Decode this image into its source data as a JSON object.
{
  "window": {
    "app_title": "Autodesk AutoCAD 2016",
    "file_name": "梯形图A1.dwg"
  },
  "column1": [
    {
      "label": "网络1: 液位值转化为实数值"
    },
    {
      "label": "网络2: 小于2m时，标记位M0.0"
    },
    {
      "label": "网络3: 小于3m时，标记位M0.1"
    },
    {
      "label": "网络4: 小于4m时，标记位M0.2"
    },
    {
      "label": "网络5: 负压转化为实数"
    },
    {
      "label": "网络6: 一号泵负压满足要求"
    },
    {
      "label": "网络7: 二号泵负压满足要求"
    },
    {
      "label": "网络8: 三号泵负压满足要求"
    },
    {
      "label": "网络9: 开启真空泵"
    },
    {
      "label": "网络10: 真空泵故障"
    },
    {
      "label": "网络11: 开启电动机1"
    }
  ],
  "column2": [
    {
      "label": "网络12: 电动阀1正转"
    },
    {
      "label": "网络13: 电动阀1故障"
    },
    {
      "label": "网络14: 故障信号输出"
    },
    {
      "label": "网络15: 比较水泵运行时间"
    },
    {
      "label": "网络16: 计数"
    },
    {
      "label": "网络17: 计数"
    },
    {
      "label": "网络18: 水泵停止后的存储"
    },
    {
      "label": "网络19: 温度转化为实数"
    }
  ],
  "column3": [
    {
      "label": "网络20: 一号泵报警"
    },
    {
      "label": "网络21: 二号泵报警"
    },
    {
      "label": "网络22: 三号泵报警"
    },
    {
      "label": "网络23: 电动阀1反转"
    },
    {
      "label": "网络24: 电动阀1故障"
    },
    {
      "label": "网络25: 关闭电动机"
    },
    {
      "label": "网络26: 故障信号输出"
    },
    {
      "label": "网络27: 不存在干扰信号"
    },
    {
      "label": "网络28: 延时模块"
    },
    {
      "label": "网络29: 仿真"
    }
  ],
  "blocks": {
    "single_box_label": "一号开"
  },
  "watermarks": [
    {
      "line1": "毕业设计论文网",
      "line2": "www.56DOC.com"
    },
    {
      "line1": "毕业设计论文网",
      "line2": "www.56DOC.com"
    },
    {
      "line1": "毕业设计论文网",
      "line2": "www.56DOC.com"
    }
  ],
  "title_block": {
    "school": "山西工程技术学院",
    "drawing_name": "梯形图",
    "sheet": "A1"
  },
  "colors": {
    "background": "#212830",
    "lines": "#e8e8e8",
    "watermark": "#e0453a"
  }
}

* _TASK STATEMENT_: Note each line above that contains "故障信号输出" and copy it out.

* _TASK OUTPUT_:
      "label": "网络14: 故障信号输出"
      "label": "网络26: 故障信号输出"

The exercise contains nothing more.